It’s apparent that in today’s Mainstream Music Industry, pundits of all shapes and sizes like to put an artist in a box. For instance, one might hear repeatedly that Jay-Z is classic New York City hip-hop, while Whitney Houston was categorized as a straight-no-chaser R&B singer; sub-genre guys like Daddy Yankee are strictly Reggaeton and David Guetta is strictly for the clubs. With all this labeling and defining the musician’s music, it’s often an industry breakthrough when one finds an artist that’s impossible to categorize. In walks HonoRebel, a name so fitting for someone who enjoys rebelling against the status quo. Born in the ghettos of Kingston Jamaica, 74 Rum Lane to be exact and then grew up in August Town.

HonoRebel is the youngest of six children who were raised by a single mother. He remembers his childhood as being a rough uphill struggle, often riddled with street violence and poverty. In fact, HonoRebel’s two
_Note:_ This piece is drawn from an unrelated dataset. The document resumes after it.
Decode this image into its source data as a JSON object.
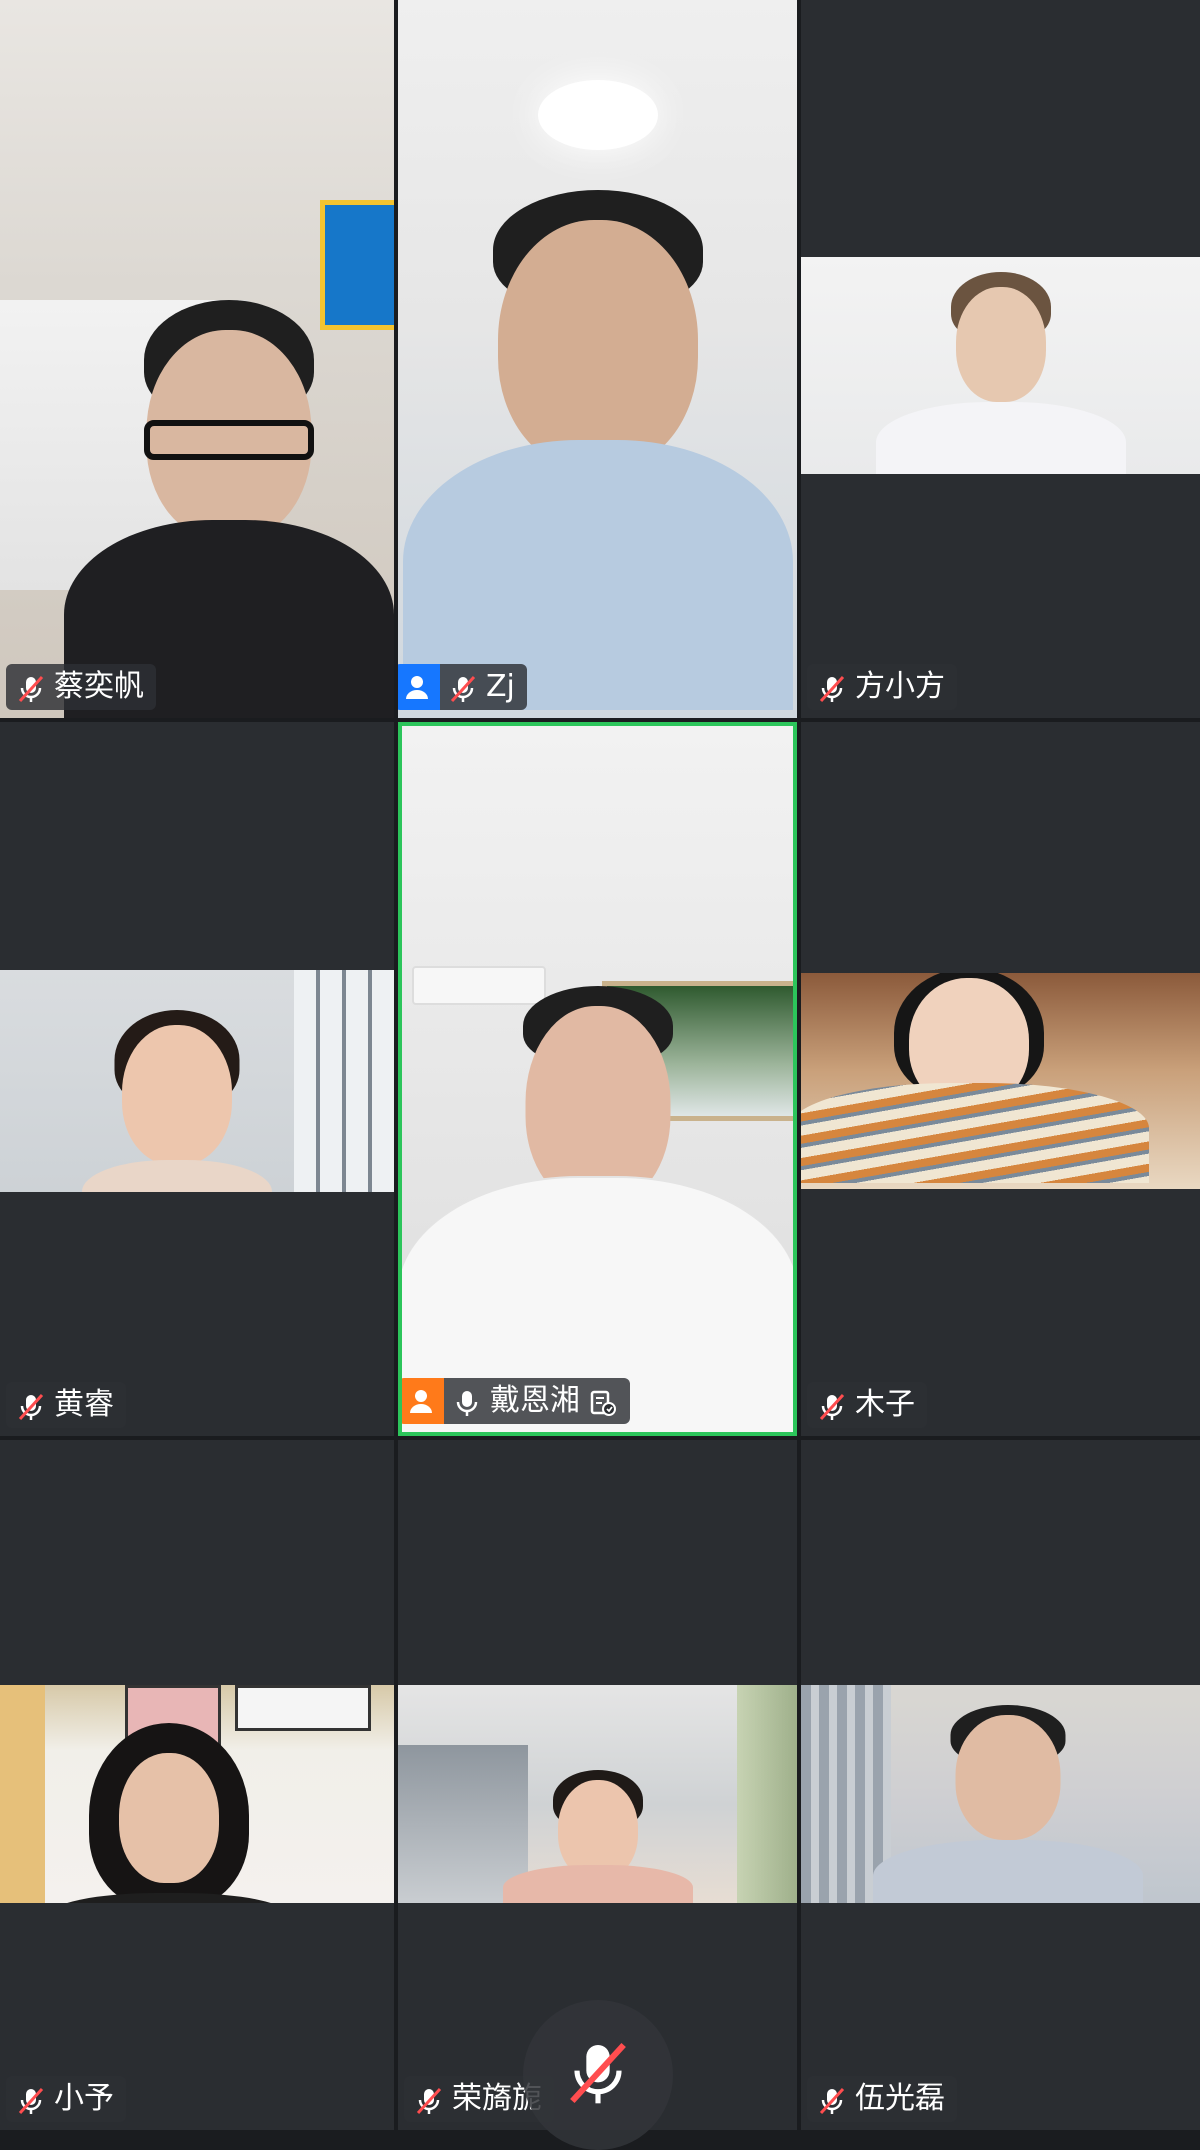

eldest brothers were murdered by such unnecessary gang violence that often overtook HonoRebel's daily activities. With all the negative events that surrounded his early life, it was by fate that HonoRebel was heavily exposed to music.


Growing up in the heart of Reggae Culture, it was no surprise that HonoRebel would be exposed to the thundering bass lines of the local sound systems. Jamaican Dancehall Artists such as King Yellow Man and
Popa San played a major role in keeping the young HonoRebel off the streets. Instead of focusing on crime, he was now focusing on music; instead of picking up a gun, he was picking up an instrument or a microphone! This passion eventually led him to learn how to play the trumpet and he soon found himself playing in various bands in and out of school. In HonoRebel's own words, “I didn’t find music, music found me.”